Microsoft, Apple, Google, and Linux have all been releasing software patches to try and minimize security risks. And Intel is publishing updates to its firmware, the permanent read-only software that lives on their processors. We don’t know of any security attacks that used Meltdown or Spectre yet, but now the ins and outs of how they work are more public.

So double-check that your operating system and browser are up to date, and that your antivirus software is, too. That’ll help keep any unwanted programs from running and possibly exploiting these flaws. And if you’ve heard that these updates are going to slow down your computer a bunch,don’t worry.

Yes, limiting how different parts of a computer share memory can affect its performance, becausethat’s why speculative execution makes things faster. But there’s a good chance you won’t notice the difference. Programs that need a lot of CPU power, like ones that render videos, will be more affected than others.
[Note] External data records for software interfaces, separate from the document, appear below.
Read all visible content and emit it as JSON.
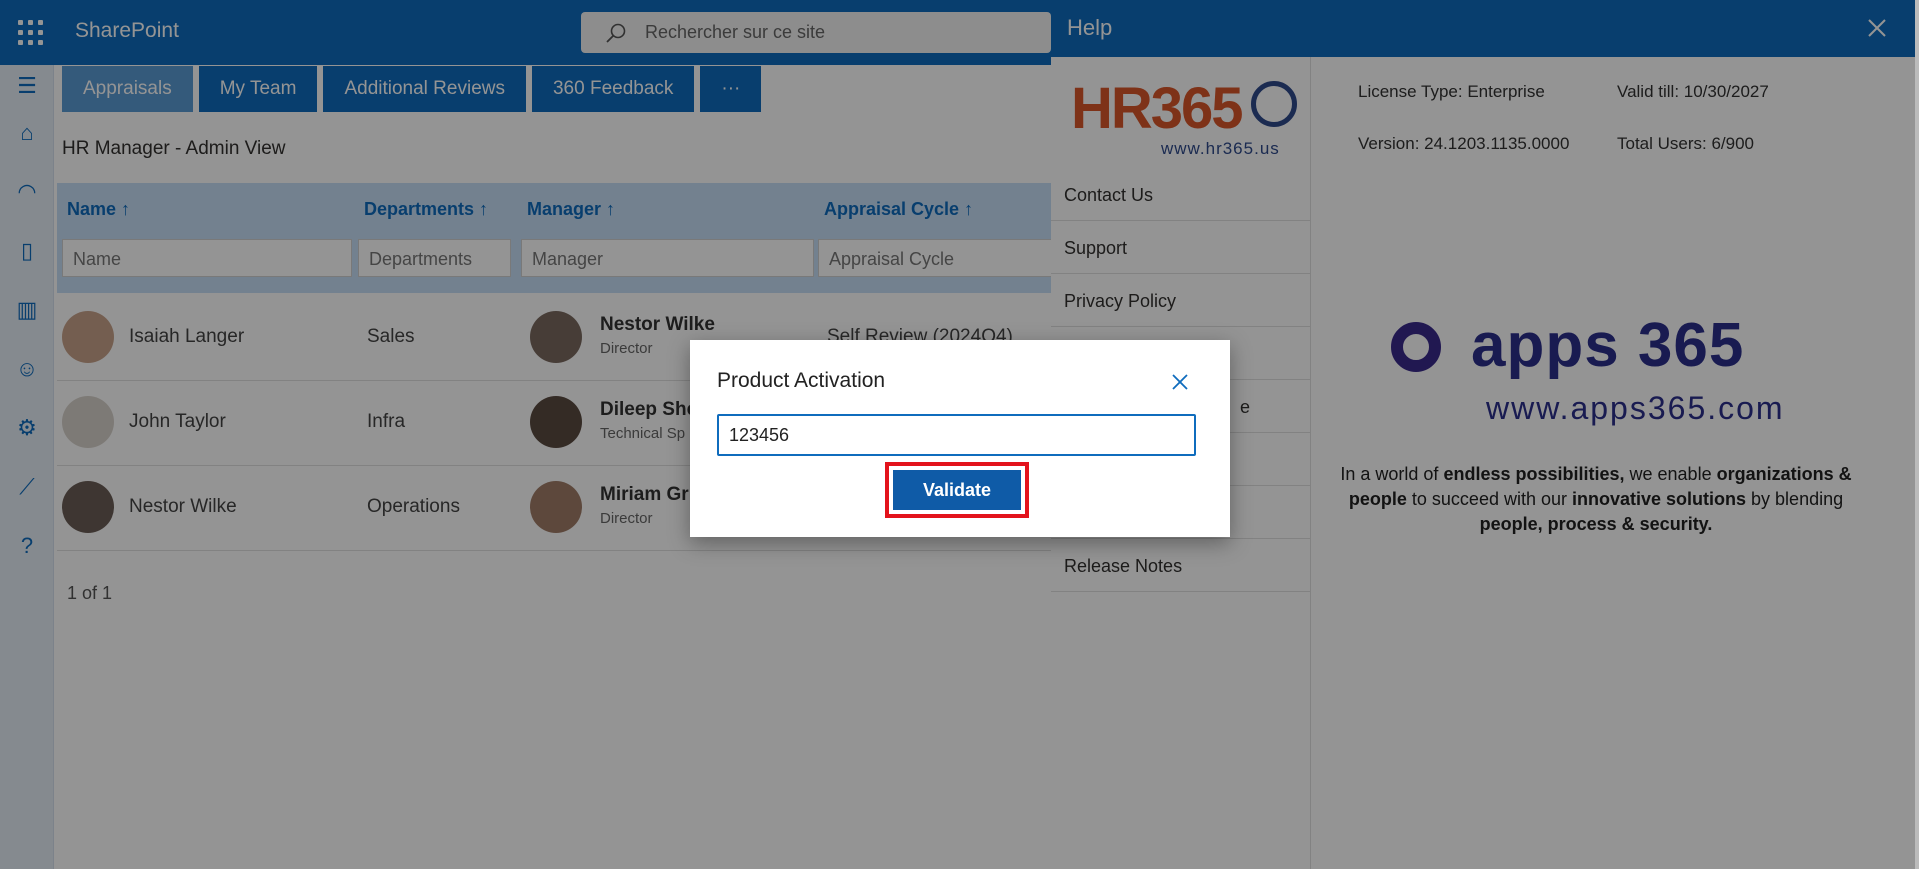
{
  "app": {
    "brand": "SharePoint",
    "search_placeholder": "Rechercher sur ce site"
  },
  "tabs": [
    "Appraisals",
    "My Team",
    "Additional Reviews",
    "360 Feedback",
    "···"
  ],
  "page_title": "HR Manager - Admin View",
  "columns": [
    "Name ↑",
    "Departments ↑",
    "Manager ↑",
    "Appraisal Cycle ↑"
  ],
  "filters": [
    "Name",
    "Departments",
    "Manager",
    "Appraisal Cycle"
  ],
  "rows": [
    {
      "name": "Isaiah Langer",
      "dept": "Sales",
      "manager": "Nestor Wilke",
      "manager_role": "Director",
      "cycle": "Self Review (2024Q4)"
    },
    {
      "name": "John Taylor",
      "dept": "Infra",
      "manager": "Dileep She",
      "manager_role": "Technical Sp",
      "cycle": ""
    },
    {
      "name": "Nestor Wilke",
      "dept": "Operations",
      "manager": "Miriam Gr",
      "manager_role": "Director",
      "cycle": ""
    }
  ],
  "pager": "1 of 1",
  "help": {
    "title": "Help",
    "logo_text": "HR365",
    "logo_url": "www.hr365.us",
    "nav": [
      "Contact Us",
      "Support",
      "Privacy Policy",
      "",
      "e",
      "",
      "",
      "Release Notes"
    ],
    "license": "License Type: Enterprise",
    "valid": "Valid till: 10/30/2027",
    "version": "Version: 24.1203.1135.0000",
    "users": "Total Users: 6/900",
    "apps_logo": "apps 365",
    "apps_url": "www.apps365.com",
    "tagline_parts": [
      "In a world of ",
      "endless possibilities,",
      " we enable ",
      "organizations & people",
      " to succeed with our ",
      "innovative solutions",
      " by blending ",
      "people, process & security."
    ]
  },
  "modal": {
    "title": "Product Activation",
    "value": "123456",
    "button": "Validate"
  },
  "colors": {
    "brand": "#0f6cbd",
    "highlight": "#e3131c"
  }
}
But the latest testing suggests that for typical users, there shouldn’t be a huge change. So there’s no excuse! Download those updates for your phone or laptop that you’ve been putting off!

Between WannaCry and Equifax, computer security breaches were in the headlines a lot in 2017. Two weeks in, it looks like 2018 might shape up to be more of the same. But no matter what happens, we’ll keep learning, and keep you updated too.

Thanks for watching this episode of SciShow News. If you want to learn more about computers, from hardware to artificial intelligence,you can check out the Crash Course Computer Science series at[ Outro]